This gives way to one of the release’s stand-out tracks, entitled ‘Tempo’ – which was released as a single with an accompanying video – where Gad appropriately deploys some of the musical expertise that he gleaned during his recent Moroccan sojourn. For example, the ancient Loutar (or lute) instrument lends the track a novel, mesmerizing and effective variation, whilst the intermittent choral ensemble inputs often bring it to a celebratory peak. 

Nodding to his house-band and musical colleagues, ‘Callin I Tribe’ picks up the pace, though occasionally stalled to enable some sweet vocal and ivory tinkling inputs. ‘One Day’ is next up and is another well-worked mainly fast-paced track, which (like many rap and hip-hop sounds) would benefit from a lyrics sheet, as the message (promoting faith in a whirlwind world) can get clouded by these genres’ urge to quickly rhyme with rhythm.
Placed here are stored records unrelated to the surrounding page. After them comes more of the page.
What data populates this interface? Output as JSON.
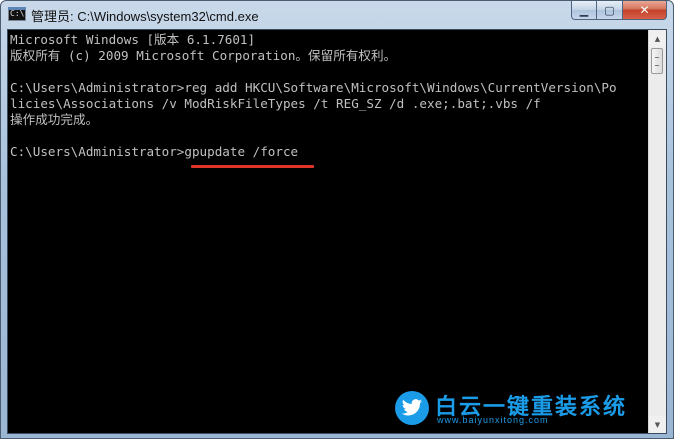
{
  "window": {
    "title": "管理员: C:\\Windows\\system32\\cmd.exe",
    "icon_text": "C:\\",
    "controls": {
      "minimize_glyph": "▁",
      "maximize_glyph": "▢",
      "close_glyph": "✕"
    }
  },
  "console": {
    "lines": [
      "Microsoft Windows [版本 6.1.7601]",
      "版权所有 (c) 2009 Microsoft Corporation。保留所有权利。",
      "",
      "C:\\Users\\Administrator>reg add HKCU\\Software\\Microsoft\\Windows\\CurrentVersion\\Po",
      "licies\\Associations /v ModRiskFileTypes /t REG_SZ /d .exe;.bat;.vbs /f",
      "操作成功完成。",
      "",
      "C:\\Users\\Administrator>gpupdate /force"
    ],
    "prompt": "C:\\Users\\Administrator>",
    "current_command": "gpupdate /force",
    "text_color": "#c0c0c0",
    "background": "#000000",
    "highlight_color": "#e0332a"
  },
  "watermark": {
    "title": "白云一键重装系统",
    "url": "www.baiyunxitong.com",
    "icon": "twitter-bird-icon",
    "color": "#1b9ce8"
  }
}
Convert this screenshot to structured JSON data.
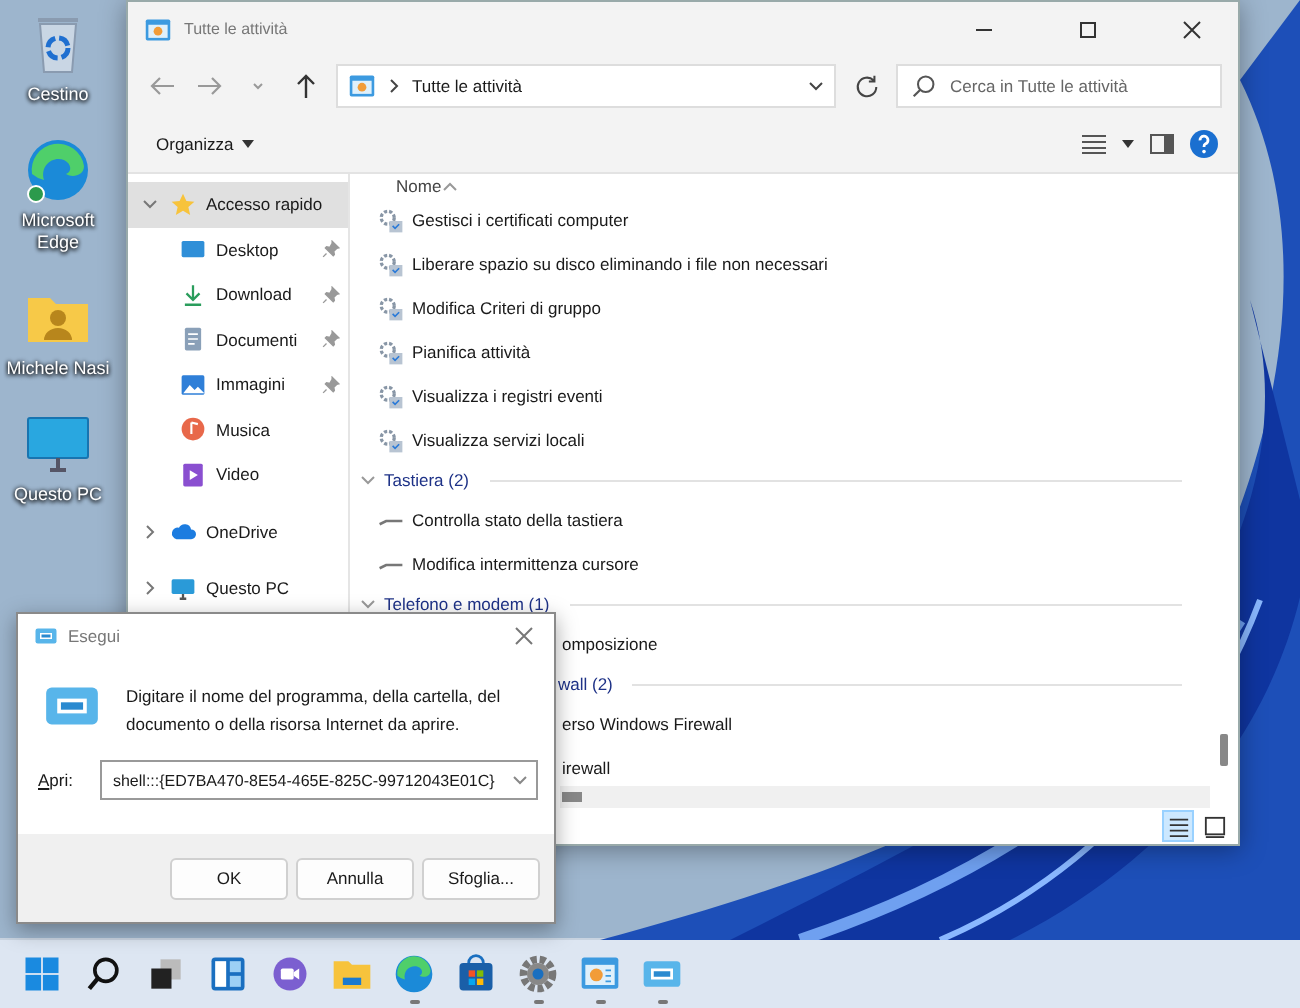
{
  "desktop_icons": [
    {
      "kind": "bin",
      "label": "Cestino"
    },
    {
      "kind": "edge",
      "label": "Microsoft Edge"
    },
    {
      "kind": "userfolder",
      "label": "Michele Nasi"
    },
    {
      "kind": "monitor",
      "label": "Questo PC"
    }
  ],
  "explorer": {
    "title": "Tutte le attività",
    "address": "Tutte le attività",
    "search": {
      "placeholder": "Cerca in Tutte le attività"
    },
    "toolbar": {
      "organize": "Organizza"
    },
    "nav": [
      {
        "kind": "star",
        "label": "Accesso rapido",
        "expanded": true,
        "selected": true,
        "children": [
          {
            "kind": "desktop",
            "label": "Desktop",
            "pinned": true,
            "selected": false
          },
          {
            "kind": "download",
            "label": "Download",
            "pinned": true,
            "selected": false
          },
          {
            "kind": "docs",
            "label": "Documenti",
            "pinned": true,
            "selected": false
          },
          {
            "kind": "pictures",
            "label": "Immagini",
            "pinned": true,
            "selected": false
          },
          {
            "kind": "music",
            "label": "Musica",
            "pinned": false,
            "selected": false
          },
          {
            "kind": "video",
            "label": "Video",
            "pinned": false,
            "selected": false
          }
        ]
      },
      {
        "kind": "cloud",
        "label": "OneDrive",
        "expanded": false,
        "selected": false
      },
      {
        "kind": "pc",
        "label": "Questo PC",
        "expanded": false,
        "selected": false
      }
    ],
    "column_header": "Nome",
    "rows": [
      {
        "kind": "tool",
        "label": "Gestisci i certificati computer"
      },
      {
        "kind": "tool",
        "label": "Liberare spazio su disco eliminando i file non necessari"
      },
      {
        "kind": "tool",
        "label": "Modifica Criteri di gruppo"
      },
      {
        "kind": "tool",
        "label": "Pianifica attività"
      },
      {
        "kind": "tool",
        "label": "Visualizza i registri eventi"
      },
      {
        "kind": "tool",
        "label": "Visualizza servizi locali"
      },
      {
        "kind": "group",
        "label": "Tastiera (2)",
        "expanded": true
      },
      {
        "kind": "keyboard",
        "label": "Controlla stato della tastiera"
      },
      {
        "kind": "keyboard",
        "label": "Modifica intermittenza cursore"
      },
      {
        "kind": "group",
        "label": "Telefono e modem (1)",
        "expanded": true
      },
      {
        "kind": "covered",
        "label": "omposizione"
      },
      {
        "kind": "covered-group",
        "label": "wall (2)"
      },
      {
        "kind": "covered",
        "label": "erso Windows Firewall"
      },
      {
        "kind": "covered",
        "label": "irewall"
      }
    ],
    "views": [
      {
        "kind": "details",
        "selected": true
      },
      {
        "kind": "tiles",
        "selected": false
      }
    ]
  },
  "run_dialog": {
    "title": "Esegui",
    "message": "Digitare il nome del programma, della cartella, del documento o della risorsa Internet da aprire.",
    "field_label": "Apri:",
    "value": "shell:::{ED7BA470-8E54-465E-825C-99712043E01C}",
    "buttons": [
      "OK",
      "Annulla",
      "Sfoglia..."
    ]
  },
  "taskbar": [
    {
      "kind": "start",
      "running": false
    },
    {
      "kind": "search",
      "running": false
    },
    {
      "kind": "taskview",
      "running": false
    },
    {
      "kind": "widgets",
      "running": false
    },
    {
      "kind": "chat",
      "running": false
    },
    {
      "kind": "folder",
      "running": false
    },
    {
      "kind": "edge",
      "running": true
    },
    {
      "kind": "store",
      "running": false
    },
    {
      "kind": "settings",
      "running": true
    },
    {
      "kind": "cpl",
      "running": true
    },
    {
      "kind": "run",
      "running": true
    }
  ]
}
Much the same can be said of ‘Treasure’ – which (thanks to the press release) – explains that the track is a response to this South Pacific Islander’s relationship with mycelium fungus (which should not be confused with mushrooms of the magical variety!). Commenting thereon, Gad explains that: ‘ ‘Treasure’ is one of my personal favorite tracks on this album. I have a very special relationship to fungus and mushrooms in general and I believe that mankind has much to gain by learning from the fungal world as it holds major keys to our survival and prosperity on this planet. We can restore ecosystems on a global scale if we take time to understand how the soil functions and the role mycelium plays in the process of natural succession

Then comes ‘Look Around’, a short, pleasant, mindful and contemplative track, that recommends you ‘look around with your eyes closed’, but that you also ‘speak your mind with your heart closed’ – suffice to say that there’s food for thought here, courtesy of the Gad school of philosophy.

And serving to confirm the artist’s extensive musical range, ‘Young One’ then blasts from the rooftops, via an anguished but direct and soulful rendition of some home truths. Between the vocals, the rhythm, the percussion and organ inputs (from Franck Paulin of Gad’s Tribe band), this track is the most surprising addition to the compilation and well worth waiting for, as Gad goes soulful, with flecks of jazz and blues built in to boot. Competing with ‘Tempo’, some will surely say that this is the new album’s stand-out track – and I won’t disagree with them, as it exhorts the youth to ‘trust in yourself’ and ‘shine like a star’. Returning to the earlier theme of the earth’s destruction, the album’s penultimate input ‘From The Ashes’ issues a timely warning to the human race that we need to get our act together, as you ‘recover from your lashes’ before ‘it’s too late’.  This sets the scene for the grand finale, as Gad warns us to be ‘Careful What You Wish For’, with some supplementary advisory snippets that succinctly summarise much of what this righteously reflective album stands for. 

Covid-19 couldn’t have come at a worse time for Gad (and too many of his generation). Standing on the cusp of a big breakthrough, he has yet to make what will eventually be a well-deserved dent in the charts. But if equally talented roots-steeped contemporaries like Protoje and Alborosie can do it, so surely will Gad. Let’s hope that’s enabled by his new alliance with Easy Star Records and a well-attended and hectic touring experience through the summer of 2022 and beyond. Mesmerizing melodic musical messages that promote humanity’s hopes, resilience, and righteousness deserve an audience. Gad and Tamal’s work is very much a contemporary take on traditional real roots reggae. So, as to Gad and Tamal’s prospects, as Bob Marley did put it: ‘Time Will Tell’.